Stapleton Kearns on Composition

Master landscape painter, Stapleton Kearns, has started a list of poor compositional choices he has titled "The Encyclopedia of Dumb Design Ideas." They chronical the misadventures of a fictional artist, Dirk Van Assaerts, and his many flawed sketches in oil. These flaws offer beginners a list of things to watch out for, focusing primarily on the aesthetics, or lack thereof, of certain shapes, and how they draw or shift our attention. You can surmise from this list, many years of frustration and even agony as an art teacher.

Road to Nowhere:
One for Each Eye:
Foreground Dillema:
The Three Striper:
The Potato 1:
The Potato 2:
Beaks 1:
Beaks 2:
Beaks 3:
Beaks 4:

Expect updates, as Stapleton Kearns adds to his blog.

Monday, May 9, 2011

Composing Death

Death's always a drab topic. It's not something you'd bring up just for fun with friends. In our daily lives, it revolves around funerals, and the friends and relatives who mourn their losses. You wish you could help them, but the grief isolates them. You don't know what to say, and probably there are no words to help. You wish the whole thing never happened, and you try to distract yourself.

The following two pieces remind us that death comes for us as well. It is something to fear, not simply ignore. The first is a cover piece by Charlie Adlard for a comic called The Walking Dead, one of the grimmest zombie stories you can find. It also won the Eisner Award just last year, for best continuing series.

The cover consists of a group of zombies at the top stumbling towards you, with you apparently lying on the ground, having tripped over debris. In the middle of the zombies there's a mother and child, suprisingly unhurt, and seemingly ignored by the hungry zombies - a mystery I'll get to in a moment. Below the zombies is just darkness, taking up most of the image.

So what does the dark represent? For me, this cover states a clear message. First you're going to be torn apart by these dead things, and then you'll go wherever the darkness leads - the depth of the black referencing the six feet of burial, although you'd be lucky to be buried in this circumstance. Charlie Adlard could've easily just drawn their legs and feet, in a field or street filled with debris, filling in a lovely background. He could've placed the zombies in the middle, or down below, adding a lovely bit of sky above - even stars twinkling in twilight. But it wouldn't have told the same story.

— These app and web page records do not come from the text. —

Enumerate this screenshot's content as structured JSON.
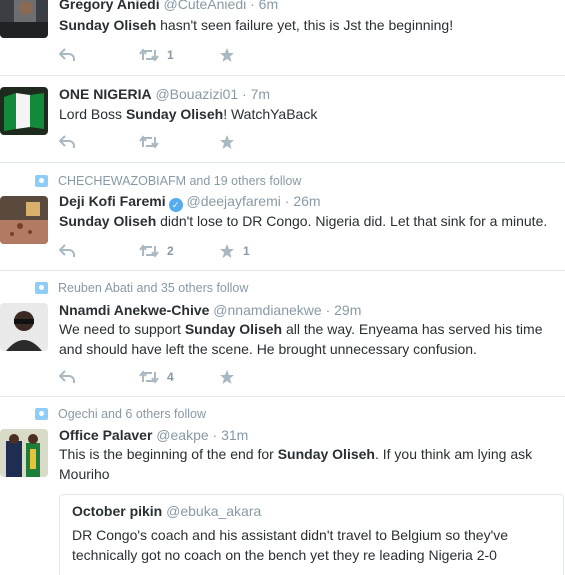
{
  "tweets": [
    {
      "name": "Gregory Aniedi",
      "handle": "@CuteAniedi",
      "time": "6m",
      "text_before": "",
      "highlight": "Sunday Oliseh",
      "text_after": " hasn't seen failure yet, this is Jst the beginning!",
      "retweets": "1",
      "likes": ""
    },
    {
      "name": "ONE NIGERIA",
      "handle": "@Bouazizi01",
      "time": "7m",
      "text_before": "Lord Boss ",
      "highlight": "Sunday Oliseh",
      "text_after": "! WatchYaBack",
      "retweets": "",
      "likes": ""
    },
    {
      "context": "CHECHEWAZOBIAFM and 19 others follow",
      "name": "Deji Kofi Faremi",
      "handle": "@deejayfaremi",
      "time": "26m",
      "text_before": "",
      "highlight": "Sunday Oliseh",
      "text_after": " didn't lose to DR Congo. Nigeria did. Let that sink for a minute.",
      "retweets": "2",
      "likes": "1"
    },
    {
      "context": "Reuben Abati and 35 others follow",
      "name": "Nnamdi Anekwe-Chive",
      "handle": "@nnamdianekwe",
      "time": "29m",
      "text_before": "We need to support ",
      "highlight": "Sunday Oliseh",
      "text_after": " all the way. Enyeama has served his time and should have left the scene. He brought unnecessary confusion.",
      "retweets": "4",
      "likes": ""
    },
    {
      "context": "Ogechi and 6 others follow",
      "name": "Office Palaver",
      "handle": "@eakpe",
      "time": "31m",
      "text_before": "This is the beginning of the end for ",
      "highlight": "Sunday Oliseh",
      "text_after": ". If you think am lying ask Mouriho",
      "quote": {
        "name": "October pikin",
        "handle": "@ebuka_akara",
        "text": "DR Congo's coach and his assistant didn't travel to Belgium so they've technically got no coach on the bench yet they re leading Nigeria 2-0"
      }
    }
  ],
  "separator": " · ",
  "colors": {
    "accent": "#55acee",
    "muted": "#8899a6",
    "icon": "#aab8c2",
    "text": "#292f33"
  }
}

Despite the drunken stupor of these zombies, there's a definite longing in their eyes, a need to bring you down to their level - that mixed with a stupid hunger we've come to expect from zombies. In this image, death isn't just a fact of life or a force of nature, it's a hungry beast, and utterly ruthless. Charlie wants you to fear death, to fill you with dread and suspense, hinting at the horrors to come within the comic. And with a simple bit of perspective, placing the zombies above you, you become a participant in the story, not just a voyeur.

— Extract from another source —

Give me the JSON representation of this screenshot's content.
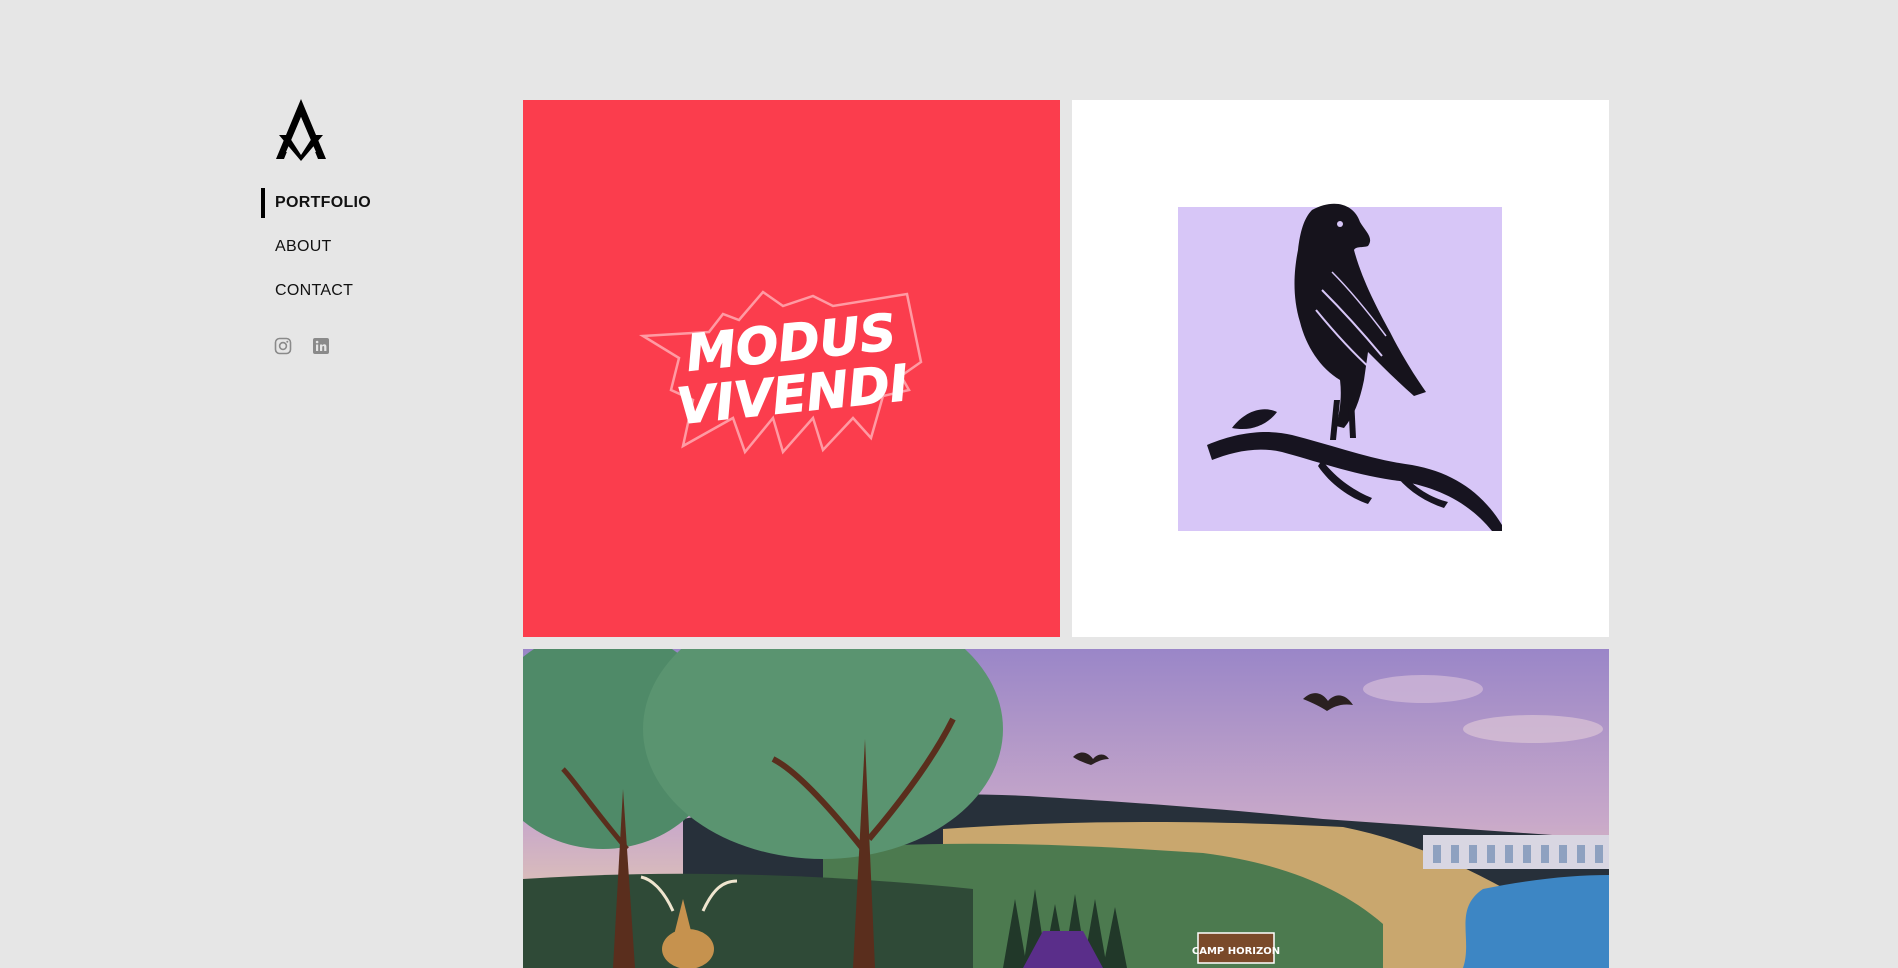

Here's a portrait of Chris Cooper by Daniel Clarke that says all the same things, without the zombies:

It's a bit more subtle, but it's amazing how just one man's expression can say so much. This portrait uses the same black compositional device, but the focus is a little different. While the first portrays death as an unthinking animal, this one embodies it in the cold intellect of a man, who ought to know better. Chris Cooper, as a villain in one of his films, displays a face that states both indifference and relentless drive. We fear him, but there's a second, underlying fear - that we are the monster as well. Zombies are no longer human, so they're not subject to notions of ethics or justice - they're free to kill and maim with a clear conscious. People don't get that luxury, and of the two dangers represented in these works, it's man we most have to fear.

I'm going to focus my next few posts on portraits, to explore the different functions they fill. It amazes me how some portraits are just heads on walls, while others can tell a complete story. I'll try to find more examples.

Monday, May 2, 2011

Giancola - a final examination

I just wanted to take one final look at this painting and see if there was anything used from the first post on this blog - any of the typical devices, such as the golden mean, rule of thirds, zigzags or L's, etc.

Here's a look at this using the Golden Mean to find four points, which I then used to make a grid, dividing up the picture plane. The idea with this is that the points of intersection should be ideal focal points, and the shapes should follow the lines. I don't see any of that here.

Here's another grid, this time dividing the painting into fourths. Again, I don't see any of the points or lines lining up with anything.

This last one turned out interesting, though. Here I made a simple diamond shape, and you'll see that a lot of the composition fits in quite nicely. There is a lot of symmetry in this painting, it's just subtle.